But waking up with a dry and irritated eye I decide to do one extra drop, at 5 am. That won’t hurt. My eye seems grateful. it is bloodshot and red, and under my eye is a blue reddish bruise visible probably from the injection. It still feels sore when I move it, but less than before. And I seem to be able to read much better, especially the computer screen. But outside as I walk to my favorite restaurant on Avenida 30, I find my vision changing with every blink. It seems like the first day of wonder and awe has gone. I do not feel great today. I am tired. Maybe I have overdone it a bit the other day. So I eat my breakfast, I visit the ATM for I have to pay my rent today and I decide to go home. It is weird, I feel restless, excited and exhausted at the same time. I am happy though that it is cool and cloudy. The eye is very sensitive to light.

I made a video of my second cataract surgery, showing you up to 48 hours after surgery, and explaining what was different the second time.

I never realized how bad my vision was until I got this new lens

Overall I can’t wait to get the second eye done and see the full extent of the improvement. I do realize that I have been a clumsy person participating in traffic not seeing half of what I see now. And although my cataract was not that full-grown, it limited my vision more than an eye doctor could have predicted. They put you on a scale, and advise you from there. But in everyday life, you realize how much vision you’d already lost after you get it back.

Blinking from my left to right eye I see the world either in bright white light or a bit sepia in soft-tone.
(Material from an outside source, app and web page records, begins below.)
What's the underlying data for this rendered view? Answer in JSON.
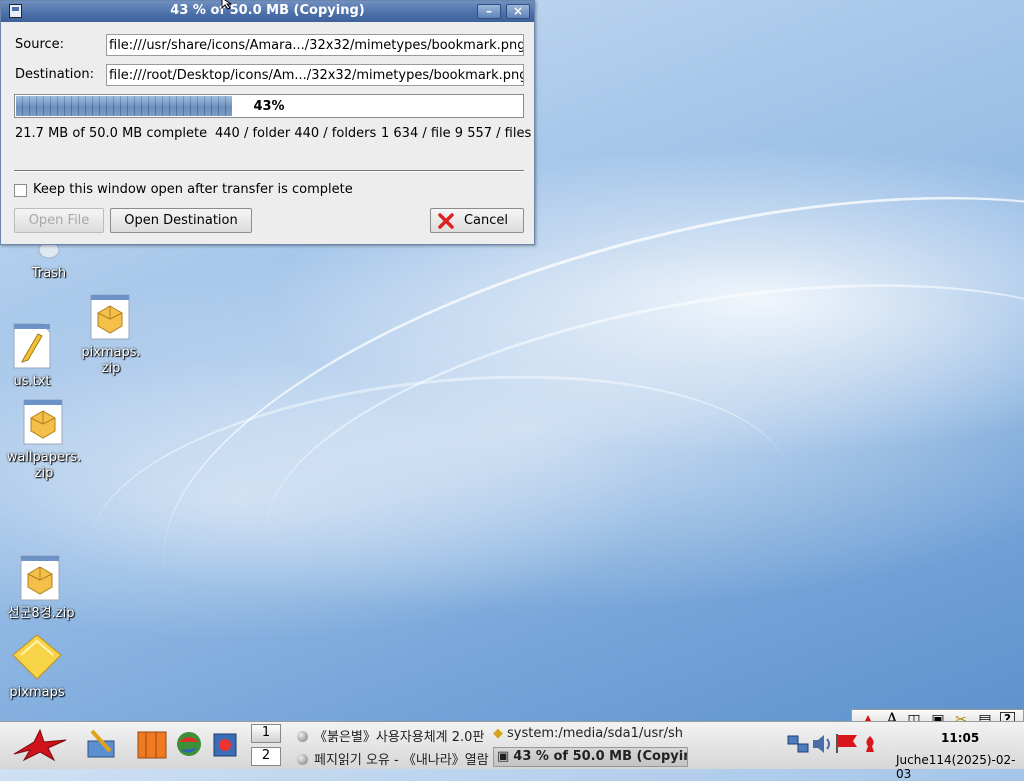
{
  "dialog": {
    "title": "43 % of 50.0 MB  (Copying)",
    "source_label": "Source:",
    "source_value": "file:///usr/share/icons/Amara.../32x32/mimetypes/bookmark.png",
    "destination_label": "Destination:",
    "destination_value": "file:///root/Desktop/icons/Am.../32x32/mimetypes/bookmark.png",
    "progress_percent": 43,
    "progress_label": "43%",
    "stat_size": "21.7 MB of 50.0 MB complete",
    "stat_folders": "440 / folder 440 / folders",
    "stat_files": "1 634 / file 9 557 / files",
    "keep_open_label": "Keep this window open after transfer is complete",
    "keep_open_checked": false,
    "open_file_label": "Open File",
    "open_destination_label": "Open Destination",
    "cancel_label": "Cancel"
  },
  "desktop_icons": [
    {
      "name": "Trash",
      "icon": "trash-icon"
    },
    {
      "name": "us.txt",
      "icon": "text-file-icon"
    },
    {
      "name": "pixmaps.\nzip",
      "icon": "zip-archive-icon"
    },
    {
      "name": "wallpapers.\nzip",
      "icon": "zip-archive-icon"
    },
    {
      "name": "선군8경.zip",
      "icon": "zip-archive-icon"
    },
    {
      "name": "pixmaps",
      "icon": "folder-icon"
    }
  ],
  "taskbar": {
    "pager": [
      "1",
      "2"
    ],
    "tasks": [
      "《붉은별》사용자용체계 2.0판",
      "system:/media/sda1/usr/sh",
      "페지읽기 오유 - 《내나라》열람",
      "43 % of 50.0 MB  (Copyin"
    ],
    "clock": "11:05",
    "date": "Juche114(2025)-02-03"
  },
  "colors": {
    "titlebar": "#4b6fa8",
    "progress_fill": "#5d85b8",
    "desktop": "#8fb7e3"
  }
}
And that difference is huge to me. As is my sight, watching the world without glasses for the first time since I was 4.

All information on this website is for free

But running is a website like this is not free, please show your appreciation and donate 

make a donation, support the website

Not too keen on PayPal? Use this link instead!

 

* Disclaimer: This is my experience, this is not a medical report. This article and the previous about cataract surgery at Clinica de Vision in Playa del Carmen, Mexico, are based on a diagnosis and treatment plan made by the clinic doctor especially for me. This is no guarantee that your diagnoses will be the same, cost the same or has the same outcome. Or that your recovery will be the same as mine. 

Jeanette is a collector of shells, walker of beaches, riding nomad, she loves big bikes! She is a world traveller, currently stationed in Mexico, a Dutch female nomad. Where the internet is good and the beaches are near she finds her home. Horizon gazer, diary writer, fond of fairy lights and twinkle stuff, leather bracelets and flip flops. Writer, mother of 2, single and photographer of things. And the owner of "Leaving Holland website"

Leave a Reply

Your email address will not be published. Required fields are marked *

This site uses Akismet to reduce spam. Learn how your comment data is processed.